- Sweetgreen will open a pilot drive-thru restaurant in Highlands Ranch, Colorado, during the winter of 2021, according to CNBC. The location will also allow diners to order from dedicated parking spots with intercom boxes under solar-paneled patio coverings. Customers who want to eat on-premise can also dine in an outdoor patio area.
- Chief Concept Officer Nic Jammet told CNBC the fast casual chain has been considering launching drive-thru lanes for years, but the pandemic accelerated the chain's development plans. The model also supports Sweetgreen's push into suburban markets, a departure from its earlier urban-focused expansion strategy.
- Sweetgreen joins a growing contingent of fast casual chains investing in drive-thru channels to capture more off-premise sales. Shake Shack also plans to open its first drive-thru "Shack Track" location next year, and Chipotle is "pivoting [its] entire portfolio" to its digital order drive-thrus, or Chipotlanes.
The fast casual category's adoption of drive-thru primes restaurants for a post-pandemic world, one that analysts predict will still be shaped by diner demand for convenient, contactless and digitally integrated dining experiences.

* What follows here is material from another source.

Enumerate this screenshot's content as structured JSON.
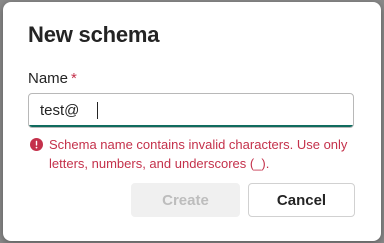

The strategy isn't surprising. QSRs have made major gains in 2020 thanks to their drive-thru channels, pushing legacy brands, including Taco Bell and Burger King, to create new store models centered around double drive-thrus, mobile pickup points and digital personalization. Drive-thru sales increased 26% industrywide during April, May and June, according to research by The NPD Group.
Drive-thru innovation by fast casual brands could put them in competition with nearby fast food chains. While they often have different diner bases because of menu prices, customers have been seeking variety during the pandemic. And Sweetgreen's customer base is already primed for off-premise engagement. More than 50% of the chain's transactions were digital orders pre-pandemic, and its digital business has grown more than 70% amid the COVID-19 crisis.
"A lot of our customers already have this behavior of using the Sweetgreen app to order ahead and come in ahead to pick it up," Jammet told CNBC.
The pivot toward suburban markets also makes sense for the chain, which has relied on lunch traffic from office workers in densely populated cities for years. The chain had previously focused its convenience-driven innovation in downtown areas, such as its 3.0 store in New York City. But with many of these city centers still empty or at least much quieter as employees work remotely amid social distancing guidelines, and with predictions that offices will never return to 100% capacity as businesses normalize online work, the change may be necessary to grow sales in the future.